→ **Task item**
Leave the pictures out and restate every line below exactly.

→ **Entries from a dataset of interfaces**
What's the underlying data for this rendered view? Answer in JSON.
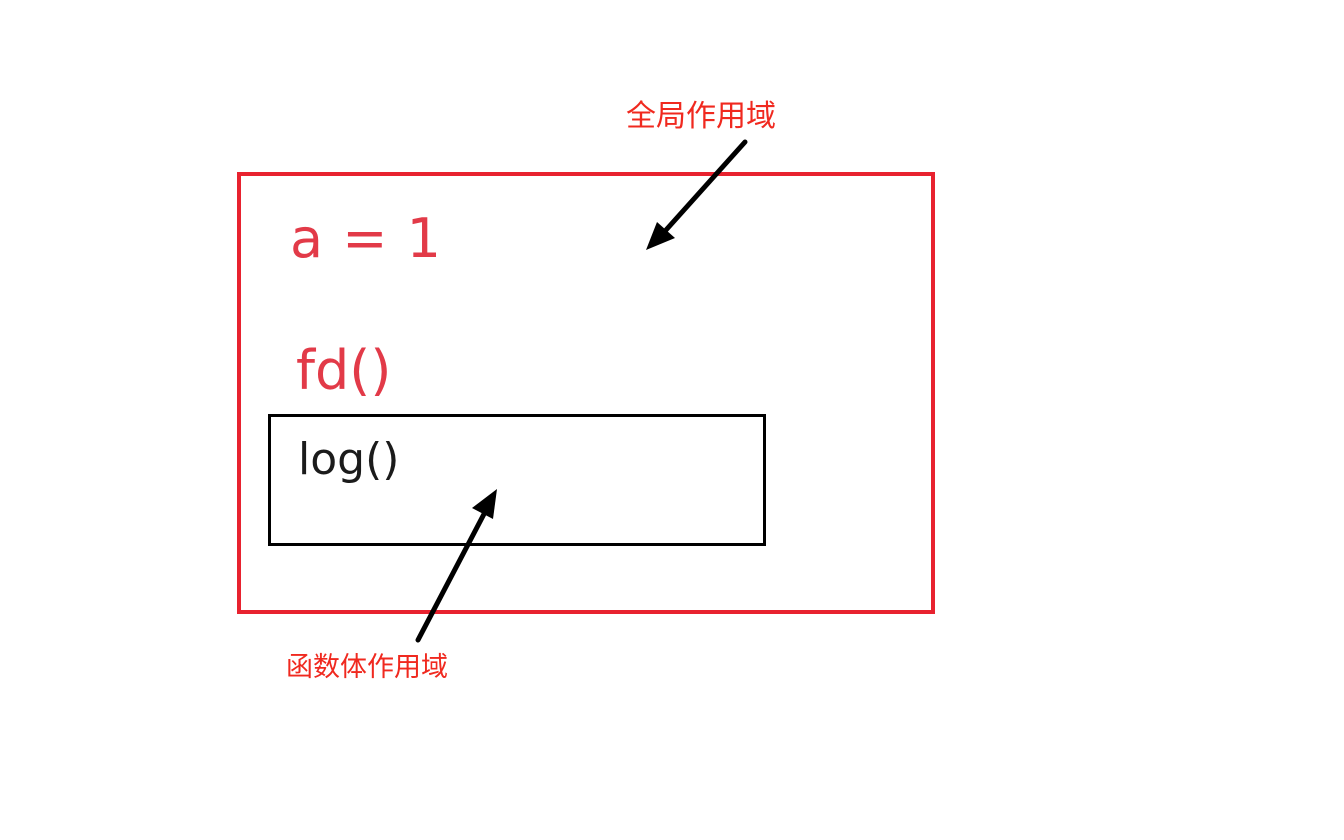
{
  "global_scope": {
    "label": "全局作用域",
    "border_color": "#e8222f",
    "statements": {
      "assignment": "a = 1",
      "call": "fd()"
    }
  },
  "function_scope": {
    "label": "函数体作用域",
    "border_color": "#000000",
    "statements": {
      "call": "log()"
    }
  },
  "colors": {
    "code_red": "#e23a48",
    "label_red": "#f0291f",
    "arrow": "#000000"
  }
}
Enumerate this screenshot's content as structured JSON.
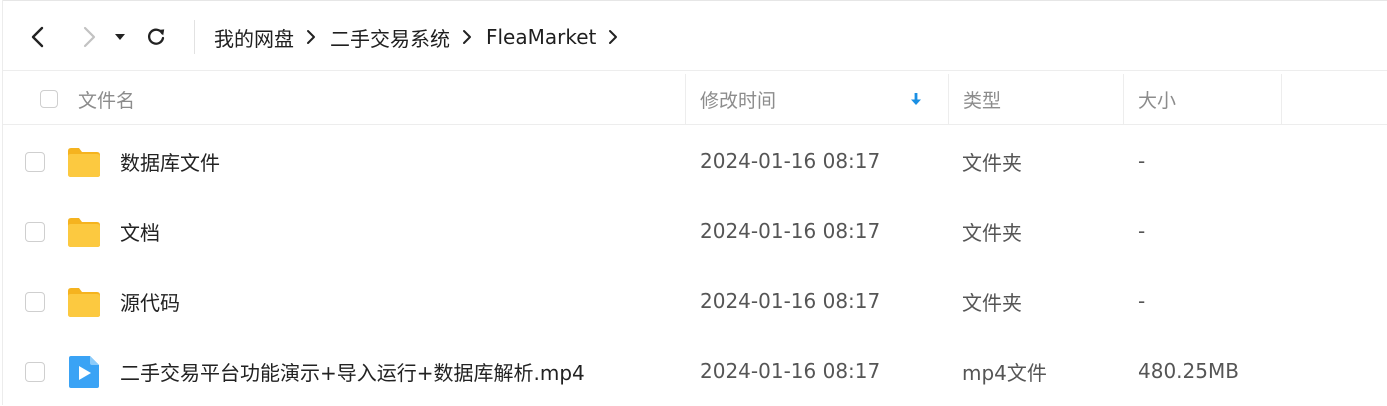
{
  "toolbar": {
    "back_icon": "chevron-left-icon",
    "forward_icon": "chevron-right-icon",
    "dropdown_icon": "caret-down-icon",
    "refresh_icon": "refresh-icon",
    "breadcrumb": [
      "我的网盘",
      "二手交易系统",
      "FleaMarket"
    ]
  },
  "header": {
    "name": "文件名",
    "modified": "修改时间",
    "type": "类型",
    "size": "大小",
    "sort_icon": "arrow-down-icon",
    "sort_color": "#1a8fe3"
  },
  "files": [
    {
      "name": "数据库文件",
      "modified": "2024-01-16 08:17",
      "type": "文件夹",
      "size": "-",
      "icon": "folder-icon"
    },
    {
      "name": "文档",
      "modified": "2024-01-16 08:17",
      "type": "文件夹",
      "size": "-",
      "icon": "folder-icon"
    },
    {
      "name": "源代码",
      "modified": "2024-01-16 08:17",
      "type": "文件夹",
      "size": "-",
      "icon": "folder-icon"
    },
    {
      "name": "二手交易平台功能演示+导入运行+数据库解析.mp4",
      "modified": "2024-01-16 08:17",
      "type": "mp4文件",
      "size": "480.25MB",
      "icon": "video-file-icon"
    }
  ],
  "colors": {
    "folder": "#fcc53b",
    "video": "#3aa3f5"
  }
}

→ **Solution to this problem**
What's the underlying data for this rendered view? Answer in JSON.
{
  "global_scope": {
    "label": "全局作用域",
    "border_color": "#e8222f",
    "statements": {
      "assignment": "a = 1",
      "call": "fd()"
    }
  },
  "function_scope": {
    "label": "函数体作用域",
    "border_color": "#000000",
    "statements": {
      "call": "log()"
    }
  },
  "colors": {
    "code_red": "#e23a48",
    "label_red": "#f0291f",
    "arrow": "#000000"
  }
}
Enumerate this screenshot's content as structured JSON.
{
  "toolbar": {
    "back_icon": "chevron-left-icon",
    "forward_icon": "chevron-right-icon",
    "dropdown_icon": "caret-down-icon",
    "refresh_icon": "refresh-icon",
    "breadcrumb": [
      "我的网盘",
      "二手交易系统",
      "FleaMarket"
    ]
  },
  "header": {
    "name": "文件名",
    "modified": "修改时间",
    "type": "类型",
    "size": "大小",
    "sort_icon": "arrow-down-icon",
    "sort_color": "#1a8fe3"
  },
  "files": [
    {
      "name": "数据库文件",
      "modified": "2024-01-16 08:17",
      "type": "文件夹",
      "size": "-",
      "icon": "folder-icon"
    },
    {
      "name": "文档",
      "modified": "2024-01-16 08:17",
      "type": "文件夹",
      "size": "-",
      "icon": "folder-icon"
    },
    {
      "name": "源代码",
      "modified": "2024-01-16 08:17",
      "type": "文件夹",
      "size": "-",
      "icon": "folder-icon"
    },
    {
      "name": "二手交易平台功能演示+导入运行+数据库解析.mp4",
      "modified": "2024-01-16 08:17",
      "type": "mp4文件",
      "size": "480.25MB",
      "icon": "video-file-icon"
    }
  ],
  "colors": {
    "folder": "#fcc53b",
    "video": "#3aa3f5"
  }
}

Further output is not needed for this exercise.